__Records shown__:
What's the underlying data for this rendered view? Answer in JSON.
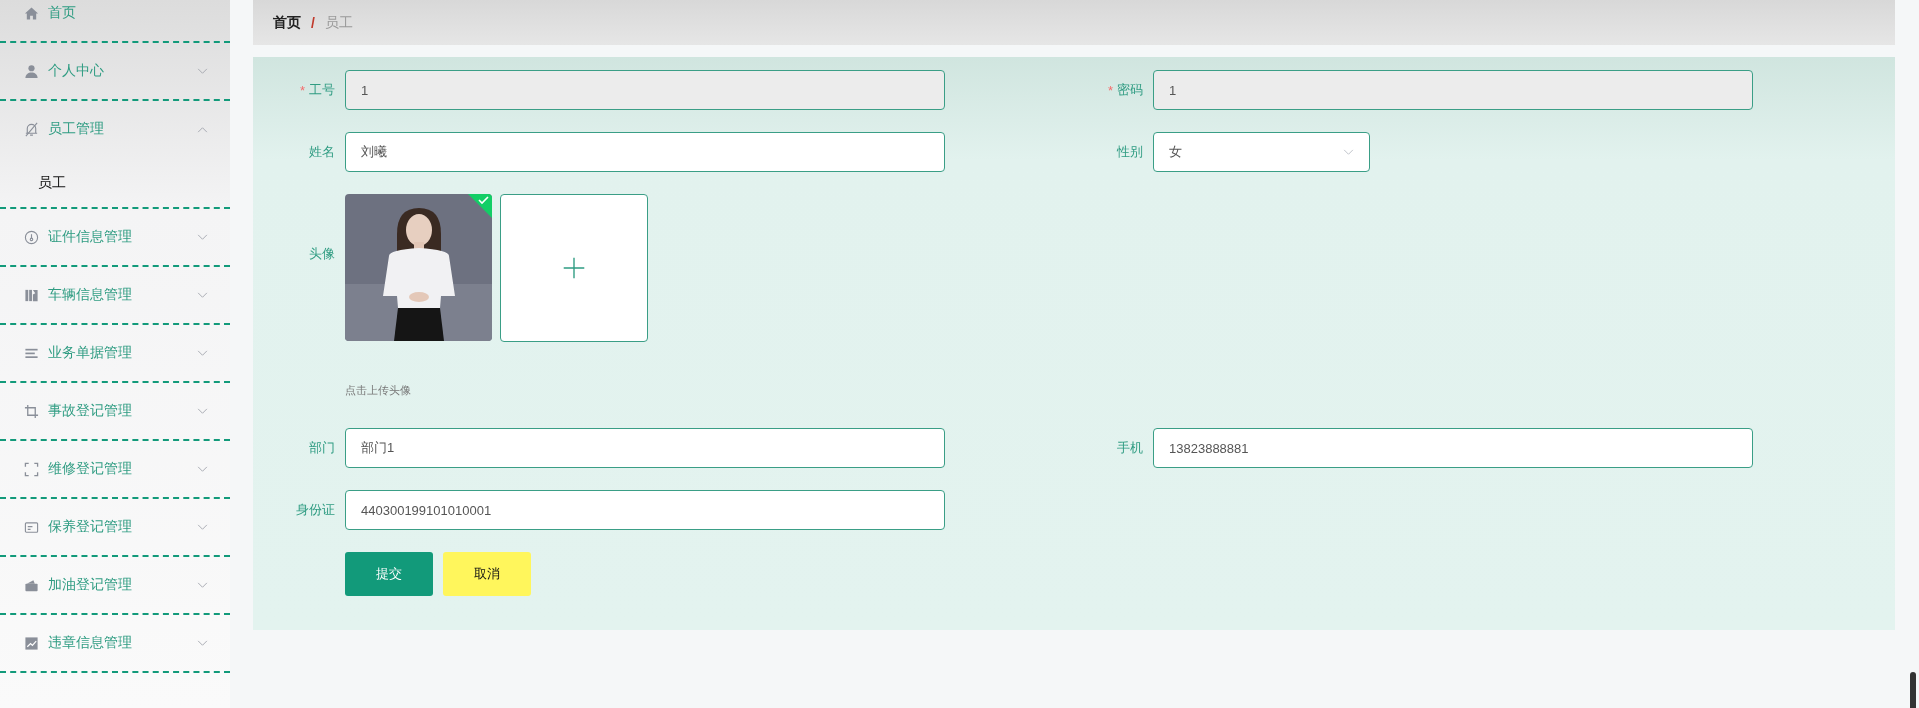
{
  "sidebar": {
    "items": [
      {
        "label": "首页",
        "kind": "link"
      },
      {
        "label": "个人中心",
        "kind": "submenu",
        "expanded": false
      },
      {
        "label": "员工管理",
        "kind": "submenu",
        "expanded": true,
        "children": [
          {
            "label": "员工",
            "selected": true
          }
        ]
      },
      {
        "label": "证件信息管理",
        "kind": "submenu",
        "expanded": false
      },
      {
        "label": "车辆信息管理",
        "kind": "submenu",
        "expanded": false
      },
      {
        "label": "业务单据管理",
        "kind": "submenu",
        "expanded": false
      },
      {
        "label": "事故登记管理",
        "kind": "submenu",
        "expanded": false
      },
      {
        "label": "维修登记管理",
        "kind": "submenu",
        "expanded": false
      },
      {
        "label": "保养登记管理",
        "kind": "submenu",
        "expanded": false
      },
      {
        "label": "加油登记管理",
        "kind": "submenu",
        "expanded": false
      },
      {
        "label": "违章信息管理",
        "kind": "submenu",
        "expanded": false
      }
    ]
  },
  "breadcrumb": {
    "items": [
      "首页",
      "员工"
    ],
    "separator": "/"
  },
  "form": {
    "rows": [
      [
        {
          "label": "工号",
          "kind": "text",
          "required_mark": "*",
          "disabled": true,
          "value": "1"
        },
        {
          "label": "密码",
          "kind": "text",
          "required_mark": "*",
          "disabled": true,
          "value": "1"
        }
      ],
      [
        {
          "label": "姓名",
          "kind": "text",
          "disabled": false,
          "value": "刘曦"
        },
        {
          "label": "性别",
          "kind": "select",
          "value": "女"
        }
      ],
      [
        {
          "label": "头像",
          "kind": "upload",
          "uploaded": true,
          "hint": "点击上传头像"
        }
      ],
      [
        {
          "label": "部门",
          "kind": "text",
          "disabled": false,
          "value": "部门1"
        },
        {
          "label": "手机",
          "kind": "text",
          "disabled": false,
          "value": "13823888881"
        }
      ],
      [
        {
          "label": "身份证",
          "kind": "text",
          "disabled": false,
          "value": "440300199101010001"
        }
      ]
    ],
    "buttons": [
      {
        "label": "提交",
        "kind": "primary"
      },
      {
        "label": "取消",
        "kind": "cancel"
      }
    ]
  }
}
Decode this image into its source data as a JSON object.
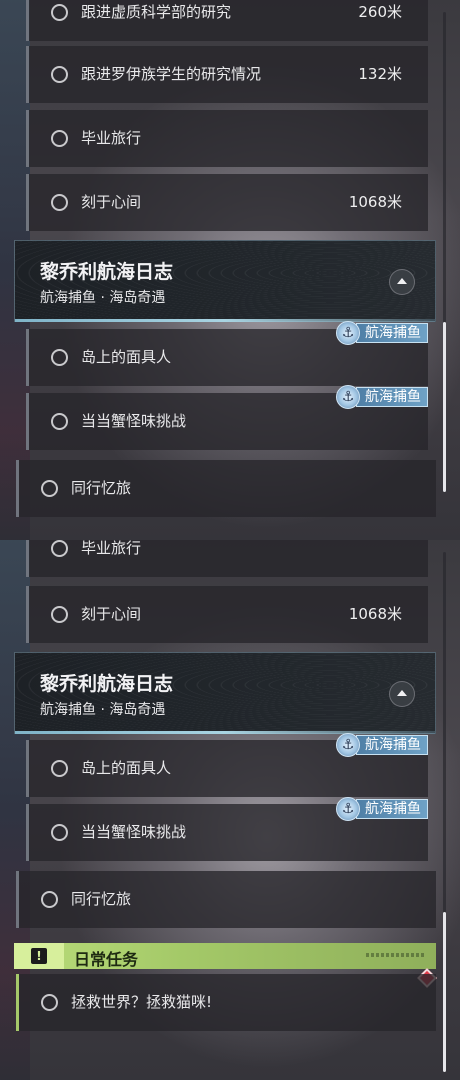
{
  "panel_top": {
    "tasks_before": [
      {
        "label": "跟进虚质科学部的研究",
        "distance": "260米"
      },
      {
        "label": "跟进罗伊族学生的研究情况",
        "distance": "132米"
      },
      {
        "label": "毕业旅行",
        "distance": ""
      },
      {
        "label": "刻于心间",
        "distance": "1068米"
      }
    ],
    "group": {
      "title": "黎乔利航海日志",
      "subtitle": "航海捕鱼 · 海岛奇遇"
    },
    "group_tasks": [
      {
        "label": "岛上的面具人",
        "badge": "航海捕鱼"
      },
      {
        "label": "当当蟹怪味挑战",
        "badge": "航海捕鱼"
      }
    ],
    "outer_task": {
      "label": "同行忆旅"
    }
  },
  "panel_bottom": {
    "tasks_before": [
      {
        "label": "毕业旅行",
        "distance": ""
      },
      {
        "label": "刻于心间",
        "distance": "1068米"
      }
    ],
    "group": {
      "title": "黎乔利航海日志",
      "subtitle": "航海捕鱼 · 海岛奇遇"
    },
    "group_tasks": [
      {
        "label": "岛上的面具人",
        "badge": "航海捕鱼"
      },
      {
        "label": "当当蟹怪味挑战",
        "badge": "航海捕鱼"
      }
    ],
    "outer_task": {
      "label": "同行忆旅"
    },
    "daily": {
      "header_label": "日常任务",
      "header_icon": "!",
      "task": {
        "label": "拯救世界？拯救猫咪!"
      }
    }
  },
  "icons": {
    "task_status": "circle-outline-icon",
    "collapse": "chevron-up-icon",
    "badge": "anchor-icon",
    "daily": "exclamation-icon",
    "new_marker": "diamond-icon"
  },
  "colors": {
    "daily_accent": "#a6c86a",
    "badge_blue": "#6fa2c6",
    "header_border": "#7fb3c8",
    "new_marker": "#e03a48"
  }
}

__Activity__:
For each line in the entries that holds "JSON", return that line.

__Finished exercise__:
What's the underlying data for this rendered view? Answer in JSON.
Decode this image into its source data as a JSON object.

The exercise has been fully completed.